At present, all unauthorized products exist on the market due to the FDA's enforcement discretion. This includes both the aforementioned products and those produced by mass-market vape manufacturers like JUUL and Vuse Alto. Interestingly, the FDA seems to have chosen to enforce against the products that R.J. Reynolds has specifically targeted, while leaving untouched their own popular product, the Vuse Alto.

These recent FDA actions may indicate a shift in the agency's approach. It is possible that pending PMTAs will no longer be considered when deciding which companies to enforce against.

Regarding Esco Bar, it is believed that they submitted pending PMTAs during a brief window in 2022 when the FDA accepted applications for synthetic nicotine-based vape products. Unlike the first round of PMTA submissions, where the FDA published a list of the submitted products, no public list of PMTAs submitted for "non-tobacco nicotine" (NTN) products has been issued.

On the other hand, Breeze Smoke faced marketing denial orders (MDOs) for several products in 2021. In response, the company swiftly filed a petition for review in the Sixth Circuit Court of Appeals. Despite being denied a stay pending appeal, Breeze Smoke sought a stay from the Supreme Court while awaiting a full review by the circuit court. However, the Supreme Court declined to grant a stay, leading Breeze Smoke to voluntarily withdraw its petition for review just two weeks before the scheduled oral arguments.

It's important to note that the Breeze products mentioned in the FDA's warning letter were not among the MDOs that Breeze Smoke previously contested in court.
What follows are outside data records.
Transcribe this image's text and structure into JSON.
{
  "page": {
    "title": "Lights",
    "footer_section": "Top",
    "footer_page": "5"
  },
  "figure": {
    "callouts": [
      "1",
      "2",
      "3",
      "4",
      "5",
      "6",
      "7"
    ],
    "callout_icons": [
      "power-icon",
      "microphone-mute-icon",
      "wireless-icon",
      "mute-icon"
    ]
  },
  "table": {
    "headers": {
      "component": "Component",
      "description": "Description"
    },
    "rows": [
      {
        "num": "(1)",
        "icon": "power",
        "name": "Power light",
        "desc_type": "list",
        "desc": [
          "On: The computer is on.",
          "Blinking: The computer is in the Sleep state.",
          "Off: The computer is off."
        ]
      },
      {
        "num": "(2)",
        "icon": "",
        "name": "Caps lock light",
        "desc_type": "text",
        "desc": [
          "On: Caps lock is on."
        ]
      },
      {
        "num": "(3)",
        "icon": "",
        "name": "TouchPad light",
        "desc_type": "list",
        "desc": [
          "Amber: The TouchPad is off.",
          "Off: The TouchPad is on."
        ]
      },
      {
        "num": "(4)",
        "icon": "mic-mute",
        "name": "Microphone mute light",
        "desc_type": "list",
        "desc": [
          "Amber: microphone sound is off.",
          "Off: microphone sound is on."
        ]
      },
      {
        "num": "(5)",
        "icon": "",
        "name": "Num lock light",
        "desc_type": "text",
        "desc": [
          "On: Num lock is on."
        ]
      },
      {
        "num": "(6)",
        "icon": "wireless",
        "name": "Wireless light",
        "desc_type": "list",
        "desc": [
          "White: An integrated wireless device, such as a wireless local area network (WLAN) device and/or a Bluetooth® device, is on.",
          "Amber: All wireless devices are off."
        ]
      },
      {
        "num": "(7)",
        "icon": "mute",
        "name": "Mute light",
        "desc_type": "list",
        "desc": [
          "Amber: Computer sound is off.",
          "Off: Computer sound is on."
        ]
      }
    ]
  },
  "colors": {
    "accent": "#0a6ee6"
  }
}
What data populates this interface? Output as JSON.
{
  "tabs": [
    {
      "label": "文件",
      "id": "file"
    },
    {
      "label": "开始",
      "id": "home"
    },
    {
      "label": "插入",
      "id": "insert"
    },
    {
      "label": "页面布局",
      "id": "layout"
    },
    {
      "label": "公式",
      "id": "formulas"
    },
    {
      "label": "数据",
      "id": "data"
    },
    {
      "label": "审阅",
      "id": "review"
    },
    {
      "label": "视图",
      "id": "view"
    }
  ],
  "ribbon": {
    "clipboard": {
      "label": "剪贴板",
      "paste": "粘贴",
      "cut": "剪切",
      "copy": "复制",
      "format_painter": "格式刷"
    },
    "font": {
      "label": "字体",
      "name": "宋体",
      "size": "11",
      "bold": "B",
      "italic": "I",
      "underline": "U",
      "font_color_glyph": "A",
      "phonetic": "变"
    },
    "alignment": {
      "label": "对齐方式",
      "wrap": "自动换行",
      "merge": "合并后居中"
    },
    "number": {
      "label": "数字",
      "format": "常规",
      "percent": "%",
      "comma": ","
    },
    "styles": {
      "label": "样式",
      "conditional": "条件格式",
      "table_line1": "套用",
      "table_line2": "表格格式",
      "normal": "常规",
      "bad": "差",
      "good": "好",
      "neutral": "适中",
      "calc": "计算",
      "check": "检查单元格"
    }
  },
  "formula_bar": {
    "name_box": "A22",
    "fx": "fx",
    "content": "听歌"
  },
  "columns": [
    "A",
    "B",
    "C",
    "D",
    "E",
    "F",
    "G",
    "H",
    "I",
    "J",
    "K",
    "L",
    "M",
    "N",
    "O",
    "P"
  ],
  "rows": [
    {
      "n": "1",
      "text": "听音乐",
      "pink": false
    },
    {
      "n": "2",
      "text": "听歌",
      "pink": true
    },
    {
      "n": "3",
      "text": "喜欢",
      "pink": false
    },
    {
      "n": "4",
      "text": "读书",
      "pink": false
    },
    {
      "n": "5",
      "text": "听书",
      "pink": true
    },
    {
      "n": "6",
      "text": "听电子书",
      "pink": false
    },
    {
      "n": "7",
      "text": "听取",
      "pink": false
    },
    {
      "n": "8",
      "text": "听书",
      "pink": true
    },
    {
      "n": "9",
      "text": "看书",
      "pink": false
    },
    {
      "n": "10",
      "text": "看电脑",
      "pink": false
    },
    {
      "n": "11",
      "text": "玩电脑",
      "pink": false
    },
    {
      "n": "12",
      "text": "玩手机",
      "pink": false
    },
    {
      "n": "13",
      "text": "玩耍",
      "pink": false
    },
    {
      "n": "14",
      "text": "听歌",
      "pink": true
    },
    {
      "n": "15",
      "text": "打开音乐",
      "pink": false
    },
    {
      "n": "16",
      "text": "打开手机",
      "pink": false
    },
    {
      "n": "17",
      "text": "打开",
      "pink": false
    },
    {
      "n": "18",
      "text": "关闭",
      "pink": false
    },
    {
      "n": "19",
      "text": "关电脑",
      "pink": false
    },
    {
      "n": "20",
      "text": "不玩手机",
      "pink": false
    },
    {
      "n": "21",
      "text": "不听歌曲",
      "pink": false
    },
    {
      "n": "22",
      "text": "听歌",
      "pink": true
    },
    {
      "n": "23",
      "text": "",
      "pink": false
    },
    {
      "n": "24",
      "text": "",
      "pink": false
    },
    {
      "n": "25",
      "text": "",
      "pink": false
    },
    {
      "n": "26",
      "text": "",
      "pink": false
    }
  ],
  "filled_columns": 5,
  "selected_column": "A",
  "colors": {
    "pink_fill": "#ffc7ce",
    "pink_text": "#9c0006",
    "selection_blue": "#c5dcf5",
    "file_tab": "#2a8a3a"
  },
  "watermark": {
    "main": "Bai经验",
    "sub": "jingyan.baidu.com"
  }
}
As for the current status of the products sold by Breeze Smoke, whether they have pending PMTAs with the FDA remains unknown.

Conclusion

The FDA's warning letters to the vape manufacturers of Breeze and Esco Bar disposables mark a significant step towards stricter regulation of the flavored disposable vape industry. With mounting pressure from various stakeholders, the FDA is taking action to ensure accountability and address the unauthorized sale of e-cigarette products. While the enforcement actions may signal a shift in the agency's approach, the impact on the market and pending PMTAs is yet to be fully determined.

FAQs (Frequently Asked Questions)

Q: Why did the FDA issue warning letters to the manufacturers of Breeze and Esco Bar disposables?
A: The FDA took action to address the unauthorized sale of e-cigarette products and hold the manufacturers accountable.

Q: What is the deadline given to the companies to respond to the FDA's warning letters?
A: The companies have 15 business days to dispute the allegations or respond to the warning letters.

Q: Are there other products on the market without FDA authorization?
A: Yes, there are thousands of products with pending premarket tobacco applications (PMTAs) before the agency.

Q: Will pending PMTAs be considered in future enforcement actions?
A: The recent FDA actions suggest that pending PMTAs may no longer be a determining factor in deciding which companies to enforce against.

Q: What is the status of Breeze Smoke's previous marketing denial orders (MDOs) in court?
A: The products referenced in the FDA's warning letter were not among the MDOs challenged by Breeze Smoke in court.